Content Curation

Newsletter Archives

Both platforms do a good job managing your archives and older email newsletter updates.
Old newsletters published and hosted for reviewYesYes
Manage and export archives to other blog platformsYes*
* = Limited

Email delivery

Both platforms do a good job of the basics – help you onboard new subscribers, ensure double opt-in to prevent SPAM and comply with CAN-SPAM act.
Welcome email to subscribers to confirm subscriptionYesYes
Double Opt-in for subscribersYesYes
Email Delivery

Company Profiles

SubStack is better funded, better resourced and has multiple programs to set the stage for their success. While Revue is smaller and nimbler, they are more open and focused more on publishers and media organizations right now then individual creators alone.
Funding$400K in 2017Over $15 Million raised
LocationNetherlandsSan Francisco
# employees< 10< 25
# of writers / authors as customers20,000 – 30,000Over 30,000
Revenue estimates< $1M$1M – $2M
Company Profiles

Important questions to consider

  • Are you going to have only a free newsletter?

SubStack charges you no money for free newsletters regardless of the number of subscribers. Revue charges you if you have more than 50 subscribers – paid or free.

If you expect to have paid subscribers, then SubStack charges you 10% of your price and Revue charges you 6% of your price in addition to their base platform fee.

  • Do you care about your personal branding and owning your domain?

Revue supports your own domain and branding, while SubStack does not currently.

  • Do you already publish to your blog (Medium, WordPress, etc.) and want to ensure integration between the email platform and your blog?

Revue has multiple integration capabilities, while SubStack is standalone as a platform.

  • Are you technical enough to want an API that can integrate with other systems such as Zapier?

SubStack does not have an API, while Revue does.
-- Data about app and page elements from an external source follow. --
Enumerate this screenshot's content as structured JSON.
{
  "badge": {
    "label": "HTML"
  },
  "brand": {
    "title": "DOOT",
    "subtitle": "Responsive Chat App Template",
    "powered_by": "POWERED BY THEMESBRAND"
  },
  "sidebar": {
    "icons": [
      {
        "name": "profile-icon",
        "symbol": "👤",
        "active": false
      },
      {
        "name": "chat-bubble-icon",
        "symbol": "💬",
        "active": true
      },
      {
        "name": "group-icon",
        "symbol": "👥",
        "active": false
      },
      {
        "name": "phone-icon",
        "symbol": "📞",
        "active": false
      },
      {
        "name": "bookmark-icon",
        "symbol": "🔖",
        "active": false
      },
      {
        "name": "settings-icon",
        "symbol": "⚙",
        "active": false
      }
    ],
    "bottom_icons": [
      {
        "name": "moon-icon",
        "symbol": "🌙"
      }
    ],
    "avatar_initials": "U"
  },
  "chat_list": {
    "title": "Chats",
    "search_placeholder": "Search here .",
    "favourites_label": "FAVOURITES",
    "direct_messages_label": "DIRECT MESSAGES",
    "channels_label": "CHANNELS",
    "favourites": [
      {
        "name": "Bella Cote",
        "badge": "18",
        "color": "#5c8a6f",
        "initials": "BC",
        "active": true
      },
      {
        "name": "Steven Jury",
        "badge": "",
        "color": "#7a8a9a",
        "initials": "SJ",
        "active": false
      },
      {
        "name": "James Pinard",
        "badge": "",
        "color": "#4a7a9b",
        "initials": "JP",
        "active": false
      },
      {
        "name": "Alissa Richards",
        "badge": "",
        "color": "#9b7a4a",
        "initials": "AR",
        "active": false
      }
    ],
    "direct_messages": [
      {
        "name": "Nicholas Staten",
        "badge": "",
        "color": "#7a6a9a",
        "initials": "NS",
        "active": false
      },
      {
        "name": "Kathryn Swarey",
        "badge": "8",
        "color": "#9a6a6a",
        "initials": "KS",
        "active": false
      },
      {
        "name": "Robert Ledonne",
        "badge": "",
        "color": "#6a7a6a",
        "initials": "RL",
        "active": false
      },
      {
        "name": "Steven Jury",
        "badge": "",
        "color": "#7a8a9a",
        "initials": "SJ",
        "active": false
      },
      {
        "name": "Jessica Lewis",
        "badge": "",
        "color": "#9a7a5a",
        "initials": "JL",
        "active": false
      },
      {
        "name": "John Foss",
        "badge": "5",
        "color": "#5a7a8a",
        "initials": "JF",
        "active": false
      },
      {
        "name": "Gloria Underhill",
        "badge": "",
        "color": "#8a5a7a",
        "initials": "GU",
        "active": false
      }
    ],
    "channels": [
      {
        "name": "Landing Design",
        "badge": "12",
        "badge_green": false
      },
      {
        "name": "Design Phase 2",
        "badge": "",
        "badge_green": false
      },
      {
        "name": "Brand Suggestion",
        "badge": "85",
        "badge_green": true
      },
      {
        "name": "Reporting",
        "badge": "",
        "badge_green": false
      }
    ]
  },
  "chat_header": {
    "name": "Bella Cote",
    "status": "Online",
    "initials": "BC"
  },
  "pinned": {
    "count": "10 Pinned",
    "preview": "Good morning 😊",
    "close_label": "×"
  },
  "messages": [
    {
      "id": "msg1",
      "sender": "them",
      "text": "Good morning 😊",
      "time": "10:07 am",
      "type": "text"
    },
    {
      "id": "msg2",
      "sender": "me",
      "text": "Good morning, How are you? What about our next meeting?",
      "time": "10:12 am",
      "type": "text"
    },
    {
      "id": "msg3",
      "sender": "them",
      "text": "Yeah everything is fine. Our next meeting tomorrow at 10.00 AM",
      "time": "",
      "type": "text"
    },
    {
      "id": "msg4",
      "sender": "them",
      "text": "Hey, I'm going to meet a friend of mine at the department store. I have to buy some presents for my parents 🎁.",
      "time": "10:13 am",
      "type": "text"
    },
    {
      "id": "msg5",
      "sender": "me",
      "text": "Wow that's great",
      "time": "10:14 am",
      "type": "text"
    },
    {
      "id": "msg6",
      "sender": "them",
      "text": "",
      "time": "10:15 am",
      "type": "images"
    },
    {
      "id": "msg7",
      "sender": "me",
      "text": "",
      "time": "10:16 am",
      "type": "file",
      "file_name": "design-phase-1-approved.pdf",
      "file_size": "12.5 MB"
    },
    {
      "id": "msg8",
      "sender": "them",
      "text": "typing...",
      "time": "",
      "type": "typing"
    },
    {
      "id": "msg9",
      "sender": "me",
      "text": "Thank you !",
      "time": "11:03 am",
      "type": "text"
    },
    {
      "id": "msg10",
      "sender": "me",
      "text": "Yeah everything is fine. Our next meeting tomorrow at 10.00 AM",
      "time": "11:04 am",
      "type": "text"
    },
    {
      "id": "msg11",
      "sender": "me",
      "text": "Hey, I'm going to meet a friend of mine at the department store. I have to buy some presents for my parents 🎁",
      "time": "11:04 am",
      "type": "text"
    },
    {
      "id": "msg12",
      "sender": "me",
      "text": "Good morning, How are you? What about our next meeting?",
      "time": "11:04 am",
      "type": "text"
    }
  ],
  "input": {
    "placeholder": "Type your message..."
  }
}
  • Do you intend to have podcasts, videos, and other content that you want to monetize?

SubStack supports podcasts and other content formats. Revue has limited support for other content formats.